◆ **EXERCISE BRIEF**
Each entry is to be retyped exactly as it appears. Leave the images out.

——

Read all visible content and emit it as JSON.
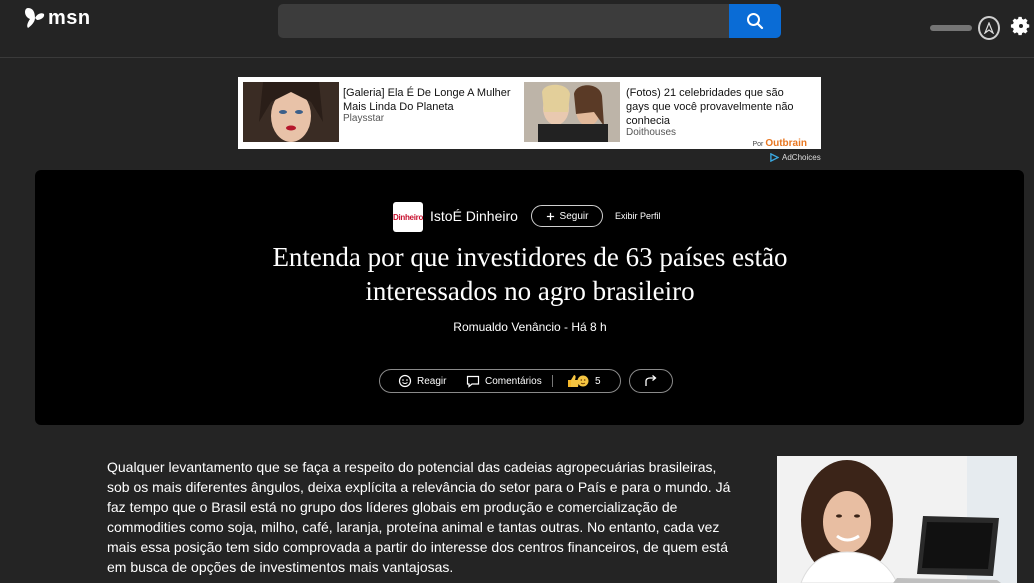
{
  "header": {
    "logo_text": "msn",
    "search_placeholder": "",
    "user_name_blurred": "",
    "rewards_icon": "medal-icon",
    "settings_icon": "gear-icon"
  },
  "ad": {
    "items": [
      {
        "title": "[Galeria] Ela É De Longe A Mulher Mais Linda Do Planeta",
        "source": "Playsstar"
      },
      {
        "title": "(Fotos) 21 celebridades que são gays que você provavelmente não conhecia",
        "source": "Doithouses"
      }
    ],
    "powered_by": "Por",
    "powered_brand": "Outbrain",
    "adchoices": "AdChoices"
  },
  "article": {
    "publisher_logo": "Dinheiro",
    "publisher": "IstoÉ Dinheiro",
    "follow_label": "Seguir",
    "profile_label": "Exibir Perfil",
    "title": "Entenda por que investidores de 63 países estão interessados no agro brasileiro",
    "byline": "Romualdo Venâncio - Há 8 h",
    "react_label": "Reagir",
    "comments_label": "Comentários",
    "reactions_count": "5",
    "body": "Qualquer levantamento que se faça a respeito do potencial das cadeias agropecuárias brasileiras, sob os mais diferentes ângulos, deixa explícita a relevância do setor para o País e para o mundo. Já faz tempo que o Brasil está no grupo dos líderes globais em produção e comercialização de commodities como soja, milho, café, laranja, proteína animal e tantas outras. No entanto, cada vez mais essa posição tem sido comprovada a partir do interesse dos centros financeiros, de quem está em busca de opções de investimentos mais vantajosas."
  },
  "colors": {
    "background": "#242424",
    "accent": "#0a6cd6",
    "hero_bg": "#000000"
  }
}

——

◆ **RESULT OF THE EXERCISE**
Read all visible content and emit it as JSON.
{
  "header": {
    "logo_text": "msn",
    "search_placeholder": "",
    "user_name_blurred": "",
    "rewards_icon": "medal-icon",
    "settings_icon": "gear-icon"
  },
  "ad": {
    "items": [
      {
        "title": "[Galeria] Ela É De Longe A Mulher Mais Linda Do Planeta",
        "source": "Playsstar"
      },
      {
        "title": "(Fotos) 21 celebridades que são gays que você provavelmente não conhecia",
        "source": "Doithouses"
      }
    ],
    "powered_by": "Por",
    "powered_brand": "Outbrain",
    "adchoices": "AdChoices"
  },
  "article": {
    "publisher_logo": "Dinheiro",
    "publisher": "IstoÉ Dinheiro",
    "follow_label": "Seguir",
    "profile_label": "Exibir Perfil",
    "title": "Entenda por que investidores de 63 países estão interessados no agro brasileiro",
    "byline": "Romualdo Venâncio - Há 8 h",
    "react_label": "Reagir",
    "comments_label": "Comentários",
    "reactions_count": "5",
    "body": "Qualquer levantamento que se faça a respeito do potencial das cadeias agropecuárias brasileiras, sob os mais diferentes ângulos, deixa explícita a relevância do setor para o País e para o mundo. Já faz tempo que o Brasil está no grupo dos líderes globais em produção e comercialização de commodities como soja, milho, café, laranja, proteína animal e tantas outras. No entanto, cada vez mais essa posição tem sido comprovada a partir do interesse dos centros financeiros, de quem está em busca de opções de investimentos mais vantajosas."
  },
  "colors": {
    "background": "#242424",
    "accent": "#0a6cd6",
    "hero_bg": "#000000"
  }
}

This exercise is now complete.